Power electronics is the application of solid-state electronics to the control and conversion of electric power. It also refers to a subject of research in electronic and electrical engineering which deals with the design, control, computation and integration of nonlinear, time-varying energy-processing electronic systems with fast dynamics.
The first high power electronic devices were mercury-arc valves. In modern systems the conversion is performed with semiconductor switching devices such as diodes, thyristors and transistors, pioneered by R. D. Middlebrook and others beginning in the 1950s. In contrast to electronic systems concerned with transmission and processing of signals and data, in power electronics substantial amounts of electrical energy are processed. An AC/DC converter (rectifier) is the most typical power electronics device found in many consumer electronic devices, e.g. television sets, personal computers, battery chargers, etc. The power range is typically from tens of watts to several hundred watts. In industry a common application is the variable speed drive (VSD) that is used to control an induction motor. The power range of VSDs start from a few hundred watts and end at tens of megawatts.
The power conversion systems can be classified according to the type of the input and output power

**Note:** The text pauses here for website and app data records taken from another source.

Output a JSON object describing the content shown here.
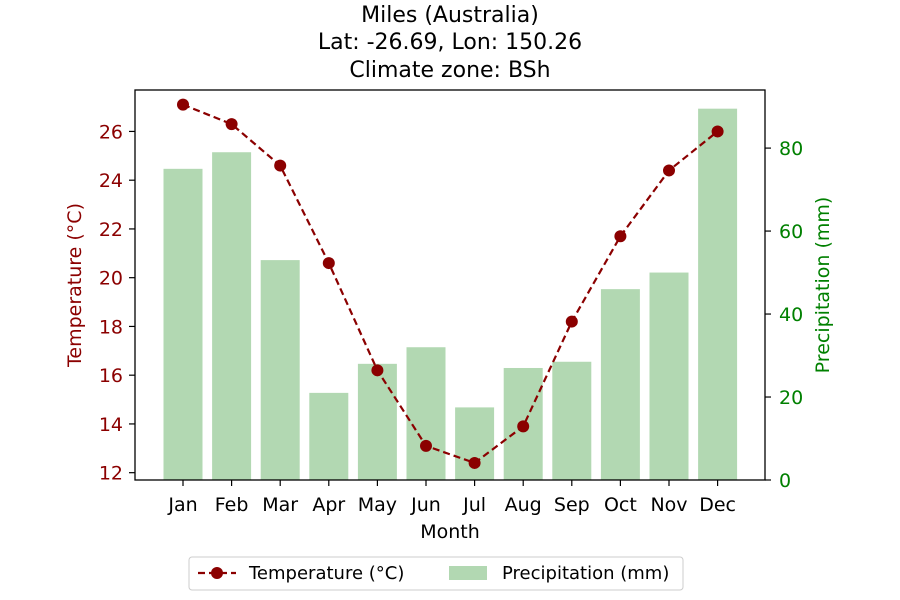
{
  "chart_data": {
    "type": "bar",
    "title": [
      "Miles (Australia)",
      "Lat: -26.69, Lon: 150.26",
      "Climate zone: BSh"
    ],
    "categories": [
      "Jan",
      "Feb",
      "Mar",
      "Apr",
      "May",
      "Jun",
      "Jul",
      "Aug",
      "Sep",
      "Oct",
      "Nov",
      "Dec"
    ],
    "xlabel": "Month",
    "series": [
      {
        "name": "Temperature (°C)",
        "type": "line",
        "axis": "left",
        "color": "#8b0000",
        "values": [
          27.1,
          26.3,
          24.6,
          20.6,
          16.2,
          13.1,
          12.4,
          13.9,
          18.2,
          21.7,
          24.4,
          26.0
        ]
      },
      {
        "name": "Precipitation (mm)",
        "type": "bar",
        "axis": "right",
        "color": "#b2d8b2",
        "values": [
          75,
          79,
          53,
          21,
          28,
          32,
          17.5,
          27,
          28.5,
          46,
          50,
          89.5
        ]
      }
    ],
    "y_left": {
      "label": "Temperature (°C)",
      "color": "#8b0000",
      "ylim": [
        11.7,
        27.7
      ],
      "ticks": [
        12,
        14,
        16,
        18,
        20,
        22,
        24,
        26
      ]
    },
    "y_right": {
      "label": "Precipitation (mm)",
      "color": "#008000",
      "ylim": [
        0,
        94
      ],
      "ticks": [
        0,
        20,
        40,
        60,
        80
      ]
    },
    "legend_position": "bottom-center",
    "grid": false
  }
}
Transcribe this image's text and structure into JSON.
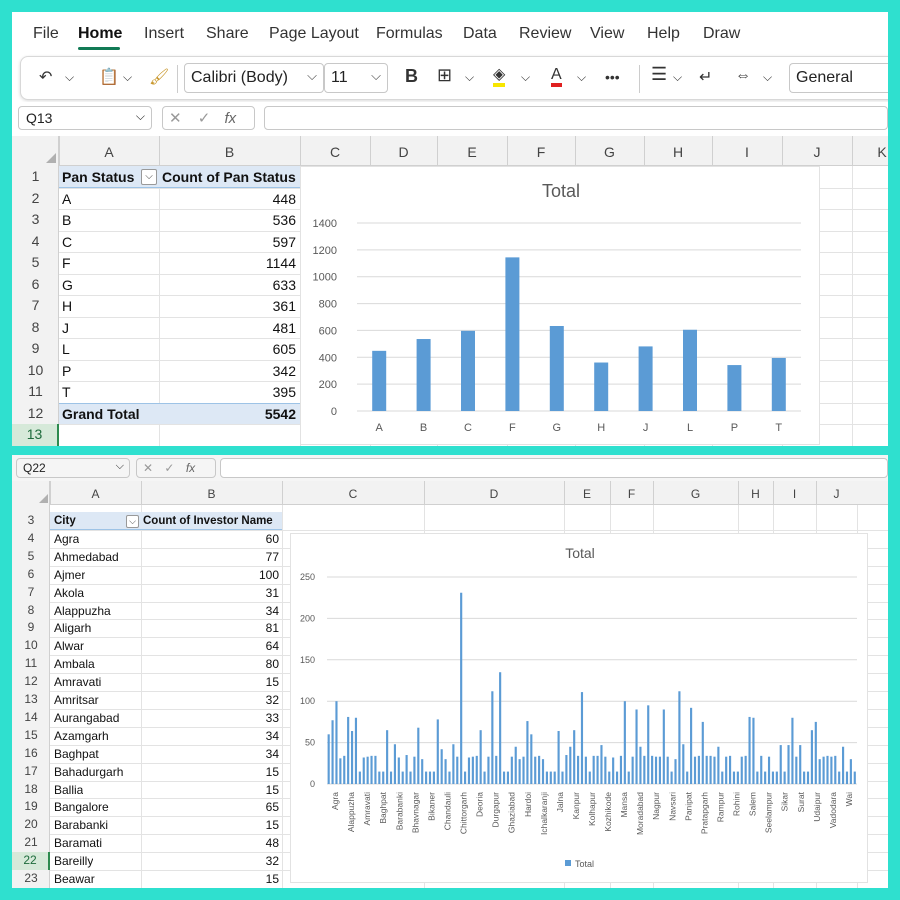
{
  "top": {
    "menu": [
      "File",
      "Home",
      "Insert",
      "Share",
      "Page Layout",
      "Formulas",
      "Data",
      "Review",
      "View",
      "Help",
      "Draw"
    ],
    "active_menu": "Home",
    "ribbon": {
      "font_name": "Calibri (Body)",
      "font_size": "11",
      "bold_label": "B",
      "number_format": "General",
      "more_label": "•••"
    },
    "name_box": "Q13",
    "columns": [
      "A",
      "B",
      "C",
      "D",
      "E",
      "F",
      "G",
      "H",
      "I",
      "J",
      "K"
    ],
    "rows": [
      "1",
      "2",
      "3",
      "4",
      "5",
      "6",
      "7",
      "8",
      "9",
      "10",
      "11",
      "12",
      "13"
    ],
    "pivot": {
      "header_status": "Pan Status",
      "header_count": "Count of Pan Status",
      "rows": [
        {
          "status": "A",
          "count": "448"
        },
        {
          "status": "B",
          "count": "536"
        },
        {
          "status": "C",
          "count": "597"
        },
        {
          "status": "F",
          "count": "1144"
        },
        {
          "status": "G",
          "count": "633"
        },
        {
          "status": "H",
          "count": "361"
        },
        {
          "status": "J",
          "count": "481"
        },
        {
          "status": "L",
          "count": "605"
        },
        {
          "status": "P",
          "count": "342"
        },
        {
          "status": "T",
          "count": "395"
        }
      ],
      "grand_total_label": "Grand Total",
      "grand_total": "5542"
    }
  },
  "bottom": {
    "name_box": "Q22",
    "columns": [
      "A",
      "B",
      "C",
      "D",
      "E",
      "F",
      "G",
      "H",
      "I",
      "J"
    ],
    "rows": [
      "3",
      "4",
      "5",
      "6",
      "7",
      "8",
      "9",
      "10",
      "11",
      "12",
      "13",
      "14",
      "15",
      "16",
      "17",
      "18",
      "19",
      "20",
      "21",
      "22",
      "23"
    ],
    "pivot": {
      "header_city": "City",
      "header_count": "Count of Investor Name",
      "rows": [
        {
          "city": "Agra",
          "count": "60"
        },
        {
          "city": "Ahmedabad",
          "count": "77"
        },
        {
          "city": "Ajmer",
          "count": "100"
        },
        {
          "city": "Akola",
          "count": "31"
        },
        {
          "city": "Alappuzha",
          "count": "34"
        },
        {
          "city": "Aligarh",
          "count": "81"
        },
        {
          "city": "Alwar",
          "count": "64"
        },
        {
          "city": "Ambala",
          "count": "80"
        },
        {
          "city": "Amravati",
          "count": "15"
        },
        {
          "city": "Amritsar",
          "count": "32"
        },
        {
          "city": "Aurangabad",
          "count": "33"
        },
        {
          "city": "Azamgarh",
          "count": "34"
        },
        {
          "city": "Baghpat",
          "count": "34"
        },
        {
          "city": "Bahadurgarh",
          "count": "15"
        },
        {
          "city": "Ballia",
          "count": "15"
        },
        {
          "city": "Bangalore",
          "count": "65"
        },
        {
          "city": "Barabanki",
          "count": "15"
        },
        {
          "city": "Baramati",
          "count": "48"
        },
        {
          "city": "Bareilly",
          "count": "32"
        },
        {
          "city": "Beawar",
          "count": "15"
        }
      ]
    }
  },
  "chart_data": [
    {
      "type": "bar",
      "title": "Total",
      "categories": [
        "A",
        "B",
        "C",
        "F",
        "G",
        "H",
        "J",
        "L",
        "P",
        "T"
      ],
      "values": [
        448,
        536,
        597,
        1144,
        633,
        361,
        481,
        605,
        342,
        395
      ],
      "ylim": [
        0,
        1400
      ],
      "yticks": [
        "0",
        "200",
        "400",
        "600",
        "800",
        "1000",
        "1200",
        "1400"
      ],
      "xlabel": "",
      "ylabel": "",
      "grid": true,
      "color": "#5b9bd5"
    },
    {
      "type": "bar",
      "title": "Total",
      "legend": "Total",
      "legend_position": "bottom",
      "ylim": [
        0,
        250
      ],
      "yticks": [
        "0",
        "50",
        "100",
        "150",
        "200",
        "250"
      ],
      "tick_labels": [
        "Agra",
        "Alappuzha",
        "Amravati",
        "Baghpat",
        "Barabanki",
        "Bhavnagar",
        "Bikaner",
        "Chandauli",
        "Chittorgarh",
        "Deoria",
        "Durgapur",
        "Ghaziabad",
        "Hardoi",
        "Ichalkaranji",
        "Jalna",
        "Kanpur",
        "Kolhapur",
        "Kozhikode",
        "Mansa",
        "Moradabad",
        "Nagpur",
        "Navsari",
        "Panipat",
        "Pratapgarh",
        "Rampur",
        "Rohini",
        "Salem",
        "Seelampur",
        "Sikar",
        "Surat",
        "Udaipur",
        "Vadodara",
        "Wai"
      ],
      "values": [
        60,
        77,
        100,
        31,
        34,
        81,
        64,
        80,
        15,
        32,
        33,
        34,
        34,
        15,
        15,
        65,
        15,
        48,
        32,
        15,
        35,
        15,
        33,
        68,
        30,
        15,
        15,
        15,
        78,
        42,
        30,
        15,
        48,
        33,
        231,
        15,
        32,
        33,
        34,
        65,
        15,
        33,
        112,
        34,
        135,
        15,
        15,
        33,
        45,
        30,
        33,
        76,
        60,
        33,
        34,
        30,
        15,
        15,
        15,
        64,
        15,
        35,
        45,
        65,
        34,
        111,
        33,
        15,
        34,
        34,
        47,
        33,
        15,
        32,
        15,
        34,
        100,
        15,
        33,
        90,
        45,
        34,
        95,
        34,
        33,
        33,
        90,
        33,
        15,
        30,
        112,
        48,
        15,
        92,
        33,
        34,
        75,
        34,
        34,
        33,
        45,
        15,
        33,
        34,
        15,
        15,
        33,
        34,
        81,
        80,
        15,
        34,
        15,
        33,
        15,
        15,
        47,
        15,
        47,
        80,
        33,
        47,
        15,
        15,
        65,
        75,
        30,
        33,
        34,
        33,
        34,
        15,
        45,
        15,
        30,
        15
      ],
      "xlabel": "",
      "ylabel": "",
      "grid": true,
      "color": "#5b9bd5"
    }
  ]
}
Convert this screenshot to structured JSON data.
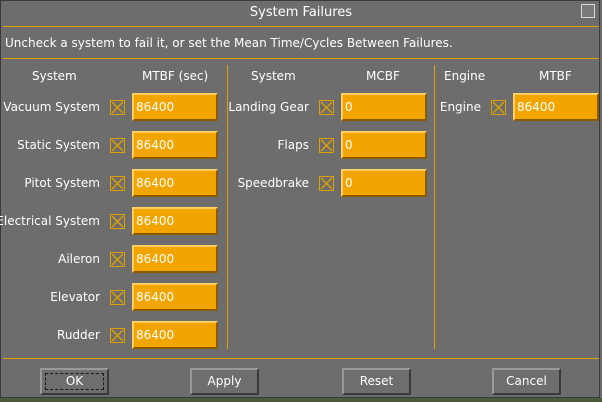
{
  "dialog": {
    "title": "System Failures",
    "instructions": "Uncheck a system to fail it, or set the Mean Time/Cycles Between Failures."
  },
  "columns": {
    "systems": {
      "name_header": "System",
      "value_header": "MTBF (sec)"
    },
    "gear": {
      "name_header": "System",
      "value_header": "MCBF"
    },
    "engine": {
      "name_header": "Engine",
      "value_header": "MTBF"
    }
  },
  "systems": [
    {
      "label": "Vacuum System",
      "value": "86400",
      "checked": true
    },
    {
      "label": "Static System",
      "value": "86400",
      "checked": true
    },
    {
      "label": "Pitot System",
      "value": "86400",
      "checked": true
    },
    {
      "label": "Electrical System",
      "value": "86400",
      "checked": true
    },
    {
      "label": "Aileron",
      "value": "86400",
      "checked": true
    },
    {
      "label": "Elevator",
      "value": "86400",
      "checked": true
    },
    {
      "label": "Rudder",
      "value": "86400",
      "checked": true
    }
  ],
  "gear": [
    {
      "label": "Landing Gear",
      "value": "0",
      "checked": true
    },
    {
      "label": "Flaps",
      "value": "0",
      "checked": true
    },
    {
      "label": "Speedbrake",
      "value": "0",
      "checked": true
    }
  ],
  "engine": [
    {
      "label": "Engine",
      "value": "86400",
      "checked": true
    }
  ],
  "buttons": {
    "ok": "OK",
    "apply": "Apply",
    "reset": "Reset",
    "cancel": "Cancel"
  },
  "colors": {
    "accent": "#e0a000",
    "field": "#f2a400",
    "background": "#6d6d6d"
  }
}
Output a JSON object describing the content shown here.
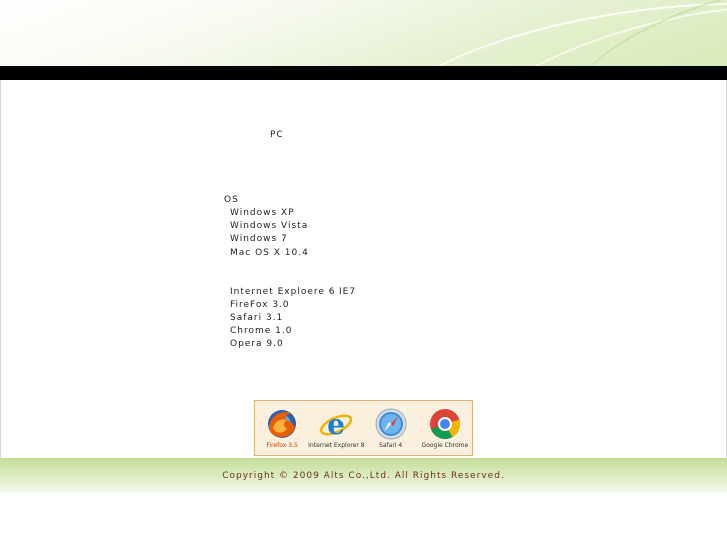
{
  "page": {
    "pc_label": "PC"
  },
  "os": {
    "heading": "OS",
    "items": [
      "Windows XP",
      "Windows Vista",
      "Windows 7",
      "Mac OS X 10.4"
    ]
  },
  "browsers": {
    "items": [
      "Internet Exploere 6",
      "FireFox 3.0",
      "Safari 3.1",
      "Chrome 1.0",
      "Opera 9.0"
    ],
    "ie_note": "IE7"
  },
  "badges": [
    {
      "name": "firefox-icon",
      "label": "Firefox 3.5",
      "color": "#e66000"
    },
    {
      "name": "internet-explorer-icon",
      "label": "Internet Explorer 8",
      "color": "#1a7fd6"
    },
    {
      "name": "safari-icon",
      "label": "Safari 4",
      "color": "#3a8fd8"
    },
    {
      "name": "chrome-icon",
      "label": "Google Chrome",
      "color": "#db4437"
    }
  ],
  "footer": {
    "copyright": "Copyright © 2009 Alts Co.,Ltd. All Rights Reserved."
  },
  "colors": {
    "topbar": "#000000",
    "footer_text": "#6b3410",
    "header_green": "#d8ebb9"
  }
}
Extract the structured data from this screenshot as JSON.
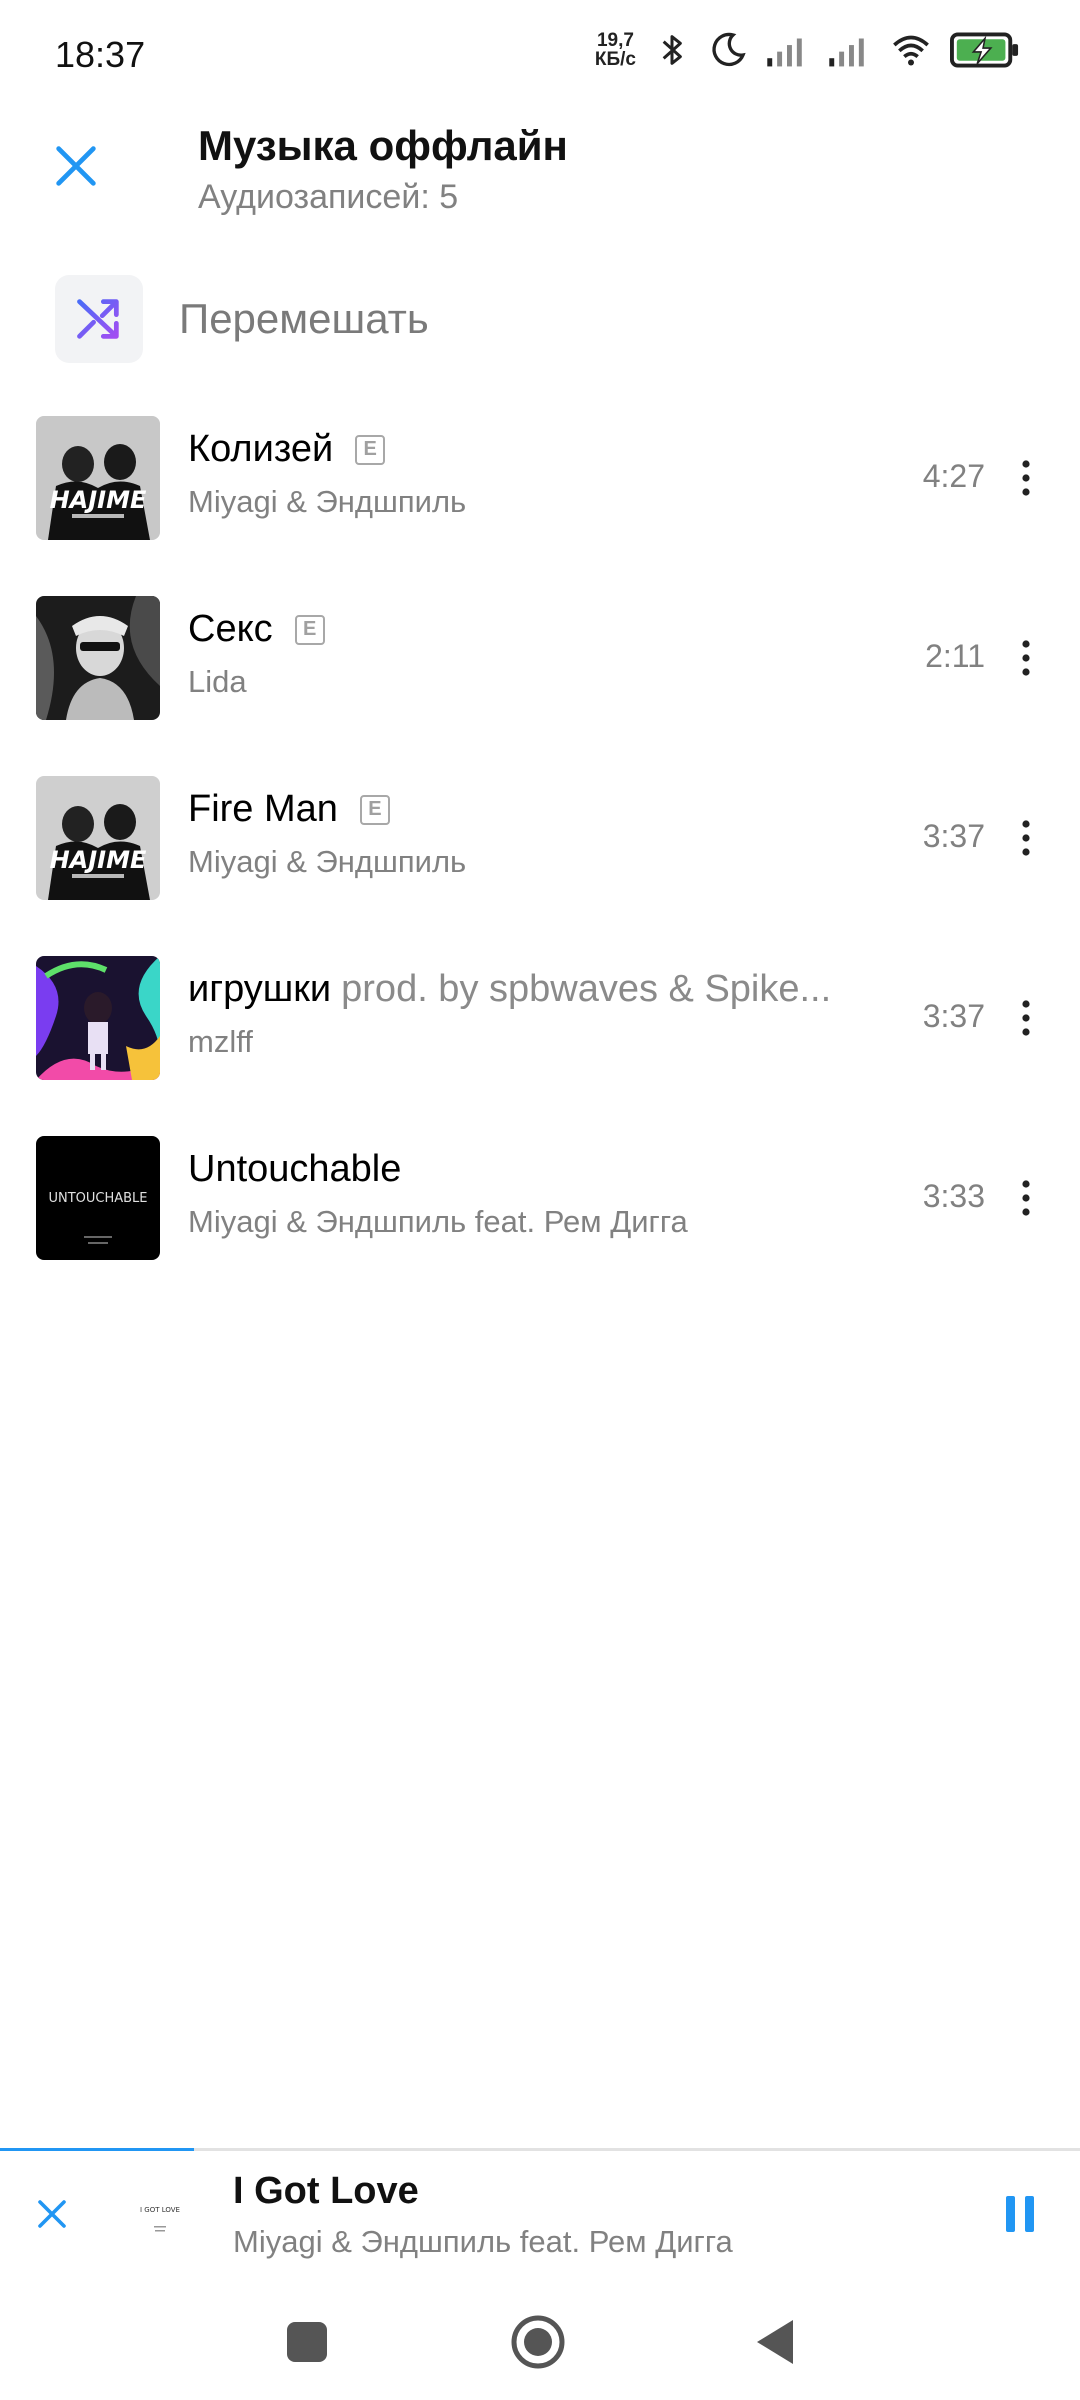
{
  "status_bar": {
    "time": "18:37",
    "speed_value": "19,7",
    "speed_unit": "КБ/с",
    "icons": [
      "bluetooth-icon",
      "moon-icon",
      "signal-icon",
      "signal-icon",
      "wifi-icon",
      "battery-charging-icon"
    ]
  },
  "header": {
    "title": "Музыка оффлайн",
    "subtitle": "Аудиозаписей: 5",
    "close_icon": "close-icon"
  },
  "shuffle": {
    "label": "Перемешать",
    "icon": "shuffle-icon"
  },
  "tracks": [
    {
      "title": "Колизей",
      "suffix": "",
      "explicit": true,
      "artist": "Miyagi & Эндшпиль",
      "duration": "4:27",
      "cover": "hajime-cover"
    },
    {
      "title": "Секс",
      "suffix": "",
      "explicit": true,
      "artist": "Lida",
      "duration": "2:11",
      "cover": "lida-cover"
    },
    {
      "title": "Fire Man",
      "suffix": "",
      "explicit": true,
      "artist": "Miyagi & Эндшпиль",
      "duration": "3:37",
      "cover": "hajime-cover"
    },
    {
      "title": "игрушки",
      "suffix": "prod. by spbwaves & Spike...",
      "explicit": false,
      "artist": "mzlff",
      "duration": "3:37",
      "cover": "igrushki-cover"
    },
    {
      "title": "Untouchable",
      "suffix": "",
      "explicit": false,
      "artist": "Miyagi & Эндшпиль feat. Рем Дигга",
      "duration": "3:33",
      "cover": "untouchable-cover"
    }
  ],
  "explicit_badge": "E",
  "hajime_cover_text": "HAJIME",
  "untouchable_cover_text": "UNTOUCHABLE",
  "mini_player": {
    "title": "I Got Love",
    "artist": "Miyagi & Эндшпиль feat. Рем Дигга",
    "progress": 0.18,
    "cover_text": "I GOT LOVE"
  },
  "nav_bar": {
    "icons": [
      "recents-icon",
      "home-icon",
      "back-icon"
    ]
  },
  "colors": {
    "accent": "#2196f3",
    "shuffle_gradient": [
      "#4a6cf7",
      "#a34df2"
    ],
    "text_secondary": "#818181"
  }
}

- AC to DC (rectifier)
- DC to AC (inverter)
- DC to DC (DC-to-DC converter)
- AC to AC (AC-to-AC converter)